What is required - Pull every line holding the word "name" from the data below and copy it.

Records from a data collection:

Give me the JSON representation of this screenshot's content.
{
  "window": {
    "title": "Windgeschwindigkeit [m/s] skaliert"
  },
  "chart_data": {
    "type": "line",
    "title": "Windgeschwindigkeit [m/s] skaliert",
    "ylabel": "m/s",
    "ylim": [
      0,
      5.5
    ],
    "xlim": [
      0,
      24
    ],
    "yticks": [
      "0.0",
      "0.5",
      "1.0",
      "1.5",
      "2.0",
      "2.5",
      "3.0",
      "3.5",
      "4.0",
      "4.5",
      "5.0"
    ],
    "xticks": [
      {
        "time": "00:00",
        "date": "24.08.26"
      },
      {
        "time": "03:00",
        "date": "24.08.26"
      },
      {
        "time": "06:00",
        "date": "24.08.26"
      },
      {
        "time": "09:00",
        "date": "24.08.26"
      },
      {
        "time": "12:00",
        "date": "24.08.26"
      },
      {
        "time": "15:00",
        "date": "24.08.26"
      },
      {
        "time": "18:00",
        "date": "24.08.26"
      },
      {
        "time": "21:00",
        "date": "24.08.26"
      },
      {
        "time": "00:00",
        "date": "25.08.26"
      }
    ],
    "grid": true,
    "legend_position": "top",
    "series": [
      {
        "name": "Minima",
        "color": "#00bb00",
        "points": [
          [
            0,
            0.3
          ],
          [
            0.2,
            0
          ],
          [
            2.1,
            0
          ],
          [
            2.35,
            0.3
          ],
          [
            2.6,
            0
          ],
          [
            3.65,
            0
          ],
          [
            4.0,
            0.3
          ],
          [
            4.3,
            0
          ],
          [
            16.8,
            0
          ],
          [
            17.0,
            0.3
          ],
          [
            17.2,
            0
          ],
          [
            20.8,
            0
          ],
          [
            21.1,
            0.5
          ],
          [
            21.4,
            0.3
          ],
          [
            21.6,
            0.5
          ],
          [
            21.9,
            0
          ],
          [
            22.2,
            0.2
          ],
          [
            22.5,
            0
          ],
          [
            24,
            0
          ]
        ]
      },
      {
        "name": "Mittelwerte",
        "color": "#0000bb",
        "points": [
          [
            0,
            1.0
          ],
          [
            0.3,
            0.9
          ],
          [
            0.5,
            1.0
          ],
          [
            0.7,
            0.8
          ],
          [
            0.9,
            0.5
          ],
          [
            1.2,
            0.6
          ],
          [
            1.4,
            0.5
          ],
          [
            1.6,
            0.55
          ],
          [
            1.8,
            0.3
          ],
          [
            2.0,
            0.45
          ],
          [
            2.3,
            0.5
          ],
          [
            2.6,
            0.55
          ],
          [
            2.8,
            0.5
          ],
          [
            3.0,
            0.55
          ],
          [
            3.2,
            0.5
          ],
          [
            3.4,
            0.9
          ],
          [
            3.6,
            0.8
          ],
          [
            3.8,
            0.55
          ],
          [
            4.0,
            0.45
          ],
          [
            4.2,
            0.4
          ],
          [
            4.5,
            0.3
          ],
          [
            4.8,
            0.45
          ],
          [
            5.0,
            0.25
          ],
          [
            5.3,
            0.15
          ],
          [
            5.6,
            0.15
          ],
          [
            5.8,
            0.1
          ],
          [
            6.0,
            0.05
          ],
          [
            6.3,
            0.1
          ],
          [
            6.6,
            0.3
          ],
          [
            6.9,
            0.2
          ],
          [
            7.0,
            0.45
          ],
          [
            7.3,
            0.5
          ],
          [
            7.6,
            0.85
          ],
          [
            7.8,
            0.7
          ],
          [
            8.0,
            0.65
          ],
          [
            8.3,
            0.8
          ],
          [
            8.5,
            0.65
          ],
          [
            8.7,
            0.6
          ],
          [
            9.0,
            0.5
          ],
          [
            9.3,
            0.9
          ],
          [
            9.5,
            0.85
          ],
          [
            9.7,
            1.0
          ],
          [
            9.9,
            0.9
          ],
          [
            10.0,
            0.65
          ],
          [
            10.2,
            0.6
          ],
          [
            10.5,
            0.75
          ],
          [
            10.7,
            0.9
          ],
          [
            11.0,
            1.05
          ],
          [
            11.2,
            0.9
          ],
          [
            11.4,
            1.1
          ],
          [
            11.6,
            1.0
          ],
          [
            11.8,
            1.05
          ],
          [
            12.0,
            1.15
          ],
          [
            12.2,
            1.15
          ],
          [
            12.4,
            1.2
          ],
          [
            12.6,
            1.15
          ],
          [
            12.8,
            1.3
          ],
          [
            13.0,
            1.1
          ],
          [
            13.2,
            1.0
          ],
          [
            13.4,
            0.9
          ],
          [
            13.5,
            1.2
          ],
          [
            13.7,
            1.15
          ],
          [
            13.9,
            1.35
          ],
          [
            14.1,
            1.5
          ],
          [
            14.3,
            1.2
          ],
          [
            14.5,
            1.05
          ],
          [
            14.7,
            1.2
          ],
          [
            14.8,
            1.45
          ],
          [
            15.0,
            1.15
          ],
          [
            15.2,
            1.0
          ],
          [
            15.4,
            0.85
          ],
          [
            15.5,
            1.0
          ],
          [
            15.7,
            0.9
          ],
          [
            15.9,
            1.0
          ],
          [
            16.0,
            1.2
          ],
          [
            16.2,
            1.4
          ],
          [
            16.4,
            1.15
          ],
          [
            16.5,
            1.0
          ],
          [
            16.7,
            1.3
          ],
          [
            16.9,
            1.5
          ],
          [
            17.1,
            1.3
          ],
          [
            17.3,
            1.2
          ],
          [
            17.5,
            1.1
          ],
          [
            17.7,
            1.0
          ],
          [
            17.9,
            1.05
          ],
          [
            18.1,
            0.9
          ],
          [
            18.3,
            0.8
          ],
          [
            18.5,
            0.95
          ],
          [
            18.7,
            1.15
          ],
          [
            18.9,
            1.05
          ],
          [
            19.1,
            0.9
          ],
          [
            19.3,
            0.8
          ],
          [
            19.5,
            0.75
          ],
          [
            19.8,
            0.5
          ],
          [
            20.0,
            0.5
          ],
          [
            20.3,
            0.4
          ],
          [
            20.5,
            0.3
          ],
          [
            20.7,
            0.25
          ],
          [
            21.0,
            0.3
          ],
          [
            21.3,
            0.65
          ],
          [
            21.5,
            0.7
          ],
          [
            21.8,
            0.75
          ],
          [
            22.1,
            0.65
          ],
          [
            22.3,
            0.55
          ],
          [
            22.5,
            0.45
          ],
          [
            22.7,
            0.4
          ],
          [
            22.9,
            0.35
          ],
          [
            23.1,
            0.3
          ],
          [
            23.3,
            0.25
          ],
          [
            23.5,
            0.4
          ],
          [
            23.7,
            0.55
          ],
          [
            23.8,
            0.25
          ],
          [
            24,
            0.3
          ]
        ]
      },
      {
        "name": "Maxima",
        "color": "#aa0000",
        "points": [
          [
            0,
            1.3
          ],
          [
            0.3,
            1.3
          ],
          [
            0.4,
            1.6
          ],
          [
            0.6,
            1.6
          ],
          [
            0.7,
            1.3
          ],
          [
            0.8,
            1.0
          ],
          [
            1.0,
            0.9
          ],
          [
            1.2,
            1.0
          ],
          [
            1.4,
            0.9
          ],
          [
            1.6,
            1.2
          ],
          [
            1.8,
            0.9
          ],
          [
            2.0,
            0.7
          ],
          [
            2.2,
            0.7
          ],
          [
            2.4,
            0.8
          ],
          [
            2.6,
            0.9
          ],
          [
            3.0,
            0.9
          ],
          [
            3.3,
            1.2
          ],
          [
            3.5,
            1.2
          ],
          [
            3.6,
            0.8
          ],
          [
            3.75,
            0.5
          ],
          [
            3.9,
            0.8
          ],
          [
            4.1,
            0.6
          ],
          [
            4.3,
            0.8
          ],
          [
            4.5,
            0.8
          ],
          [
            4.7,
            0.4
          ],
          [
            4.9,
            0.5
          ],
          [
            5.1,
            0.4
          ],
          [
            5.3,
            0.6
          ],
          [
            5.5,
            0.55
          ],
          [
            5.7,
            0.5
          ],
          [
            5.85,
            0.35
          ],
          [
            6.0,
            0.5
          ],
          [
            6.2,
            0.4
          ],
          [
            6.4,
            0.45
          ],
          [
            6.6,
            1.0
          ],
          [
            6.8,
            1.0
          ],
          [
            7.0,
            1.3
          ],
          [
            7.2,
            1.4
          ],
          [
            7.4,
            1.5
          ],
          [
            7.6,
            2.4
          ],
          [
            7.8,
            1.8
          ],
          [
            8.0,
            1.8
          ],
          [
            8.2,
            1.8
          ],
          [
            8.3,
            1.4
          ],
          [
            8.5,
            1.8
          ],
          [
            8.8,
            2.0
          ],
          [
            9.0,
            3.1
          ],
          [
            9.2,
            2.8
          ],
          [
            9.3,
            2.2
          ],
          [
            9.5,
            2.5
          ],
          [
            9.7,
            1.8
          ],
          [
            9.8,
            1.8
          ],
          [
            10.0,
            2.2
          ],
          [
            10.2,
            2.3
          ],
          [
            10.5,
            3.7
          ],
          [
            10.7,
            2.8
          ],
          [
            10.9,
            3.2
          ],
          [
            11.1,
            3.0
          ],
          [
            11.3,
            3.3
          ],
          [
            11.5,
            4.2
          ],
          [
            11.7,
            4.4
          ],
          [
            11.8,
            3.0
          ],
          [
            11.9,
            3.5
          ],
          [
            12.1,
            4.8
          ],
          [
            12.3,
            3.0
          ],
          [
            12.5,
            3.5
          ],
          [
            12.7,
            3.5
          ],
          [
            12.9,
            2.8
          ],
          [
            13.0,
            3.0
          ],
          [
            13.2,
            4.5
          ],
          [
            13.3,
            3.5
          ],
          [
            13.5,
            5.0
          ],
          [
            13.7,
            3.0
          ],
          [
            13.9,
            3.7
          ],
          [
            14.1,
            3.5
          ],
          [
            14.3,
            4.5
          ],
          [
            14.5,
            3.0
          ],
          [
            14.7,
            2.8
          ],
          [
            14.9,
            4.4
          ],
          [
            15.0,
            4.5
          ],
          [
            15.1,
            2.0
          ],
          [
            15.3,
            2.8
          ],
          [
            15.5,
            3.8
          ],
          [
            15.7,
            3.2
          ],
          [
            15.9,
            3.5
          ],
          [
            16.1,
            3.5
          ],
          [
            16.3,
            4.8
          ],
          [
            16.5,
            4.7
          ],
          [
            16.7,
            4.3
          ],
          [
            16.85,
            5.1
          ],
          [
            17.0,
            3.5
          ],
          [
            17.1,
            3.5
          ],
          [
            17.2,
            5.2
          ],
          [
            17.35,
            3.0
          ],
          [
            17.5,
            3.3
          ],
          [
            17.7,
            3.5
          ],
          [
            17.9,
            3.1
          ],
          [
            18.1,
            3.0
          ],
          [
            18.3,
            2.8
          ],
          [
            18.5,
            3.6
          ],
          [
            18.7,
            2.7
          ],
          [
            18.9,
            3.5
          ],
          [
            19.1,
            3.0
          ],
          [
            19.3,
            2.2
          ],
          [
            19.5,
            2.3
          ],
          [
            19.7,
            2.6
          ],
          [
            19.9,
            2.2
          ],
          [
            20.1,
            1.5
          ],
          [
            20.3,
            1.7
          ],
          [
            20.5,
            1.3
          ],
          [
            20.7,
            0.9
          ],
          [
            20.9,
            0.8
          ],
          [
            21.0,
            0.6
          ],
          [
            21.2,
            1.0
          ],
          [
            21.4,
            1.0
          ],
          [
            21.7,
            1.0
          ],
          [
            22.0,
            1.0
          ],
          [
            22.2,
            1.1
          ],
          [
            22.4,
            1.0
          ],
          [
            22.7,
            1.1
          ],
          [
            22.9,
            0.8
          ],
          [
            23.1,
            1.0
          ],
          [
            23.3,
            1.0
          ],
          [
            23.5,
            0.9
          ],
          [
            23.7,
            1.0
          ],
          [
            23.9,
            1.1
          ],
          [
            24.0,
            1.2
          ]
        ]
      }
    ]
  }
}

Exercise response -
        "name": "Minima",
        "name": "Mittelwerte",
        "name": "Maxima",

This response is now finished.